Your goal: Nothing but the text belongs in the answer: the listing below, copied exactly, without pictures.

Dataset extract:
--
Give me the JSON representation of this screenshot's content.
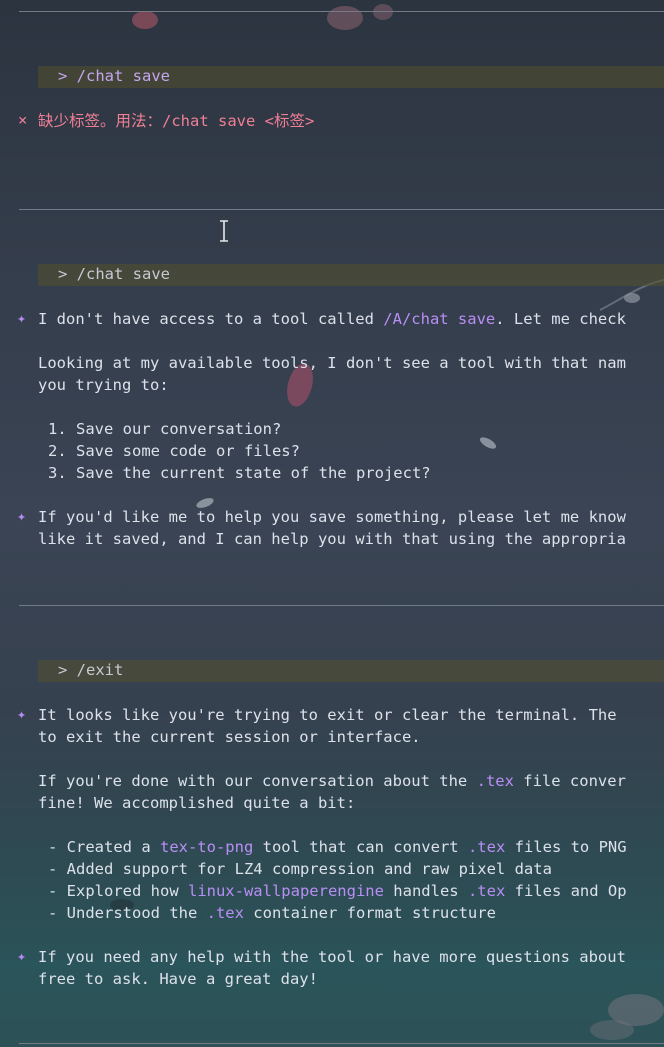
{
  "blocks": [
    {
      "prompt": "> /chat save",
      "error_mark": "×",
      "error_text": "缺少标签。用法：/chat save <标签>"
    },
    {
      "prompt": "> /chat save",
      "response1": {
        "mark": "✦",
        "pre": "I don't have access to a tool called ",
        "hl": "/A/chat save",
        "post": ". Let me check"
      },
      "para": [
        "Looking at my available tools, I don't see a tool with that nam",
        "you trying to:"
      ],
      "list": [
        "1. Save our conversation?",
        "2. Save some code or files?",
        "3. Save the current state of the project?"
      ],
      "response2": {
        "mark": "✦",
        "lines": [
          "If you'd like me to help you save something, please let me know",
          "like it saved, and I can help you with that using the appropria"
        ]
      }
    },
    {
      "prompt": "> /exit",
      "response1": {
        "mark": "✦",
        "lines": [
          "It looks like you're trying to exit or clear the terminal. The",
          "to exit the current session or interface."
        ]
      },
      "para_a": {
        "pre": "If you're done with our conversation about the ",
        "hl": ".tex",
        "post": " file conver"
      },
      "para_b": "fine! We accomplished quite a bit:",
      "bullets": [
        {
          "p1": "- Created a ",
          "h1": "tex-to-png",
          "p2": " tool that can convert ",
          "h2": ".tex",
          "p3": " files to PNG"
        },
        {
          "p1": "- Added support for LZ4 compression and raw pixel data",
          "h1": "",
          "p2": "",
          "h2": "",
          "p3": ""
        },
        {
          "p1": "- Explored how ",
          "h1": "linux-wallpaperengine",
          "p2": " handles ",
          "h2": ".tex",
          "p3": " files and Op"
        },
        {
          "p1": "- Understood the ",
          "h1": ".tex",
          "p2": " container format structure",
          "h2": "",
          "p3": ""
        }
      ],
      "response2": {
        "mark": "✦",
        "lines": [
          "If you need any help with the tool or have more questions about",
          "free to ask. Have a great day!"
        ]
      }
    }
  ],
  "colors": {
    "accent": "#b98ef5",
    "error": "#ef7f95",
    "text": "#dce1ea",
    "prompt_bg": "#54502c"
  }
}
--
Solution to this exercise:
Give me the JSON representation of this screenshot's content.
{
  "blocks": [
    {
      "prompt": "> /chat save",
      "error_mark": "×",
      "error_text": "缺少标签。用法：/chat save <标签>"
    },
    {
      "prompt": "> /chat save",
      "response1": {
        "mark": "✦",
        "pre": "I don't have access to a tool called ",
        "hl": "/A/chat save",
        "post": ". Let me check"
      },
      "para": [
        "Looking at my available tools, I don't see a tool with that nam",
        "you trying to:"
      ],
      "list": [
        "1. Save our conversation?",
        "2. Save some code or files?",
        "3. Save the current state of the project?"
      ],
      "response2": {
        "mark": "✦",
        "lines": [
          "If you'd like me to help you save something, please let me know",
          "like it saved, and I can help you with that using the appropria"
        ]
      }
    },
    {
      "prompt": "> /exit",
      "response1": {
        "mark": "✦",
        "lines": [
          "It looks like you're trying to exit or clear the terminal. The",
          "to exit the current session or interface."
        ]
      },
      "para_a": {
        "pre": "If you're done with our conversation about the ",
        "hl": ".tex",
        "post": " file conver"
      },
      "para_b": "fine! We accomplished quite a bit:",
      "bullets": [
        {
          "p1": "- Created a ",
          "h1": "tex-to-png",
          "p2": " tool that can convert ",
          "h2": ".tex",
          "p3": " files to PNG"
        },
        {
          "p1": "- Added support for LZ4 compression and raw pixel data",
          "h1": "",
          "p2": "",
          "h2": "",
          "p3": ""
        },
        {
          "p1": "- Explored how ",
          "h1": "linux-wallpaperengine",
          "p2": " handles ",
          "h2": ".tex",
          "p3": " files and Op"
        },
        {
          "p1": "- Understood the ",
          "h1": ".tex",
          "p2": " container format structure",
          "h2": "",
          "p3": ""
        }
      ],
      "response2": {
        "mark": "✦",
        "lines": [
          "If you need any help with the tool or have more questions about",
          "free to ask. Have a great day!"
        ]
      }
    }
  ],
  "colors": {
    "accent": "#b98ef5",
    "error": "#ef7f95",
    "text": "#dce1ea",
    "prompt_bg": "#54502c"
  }
}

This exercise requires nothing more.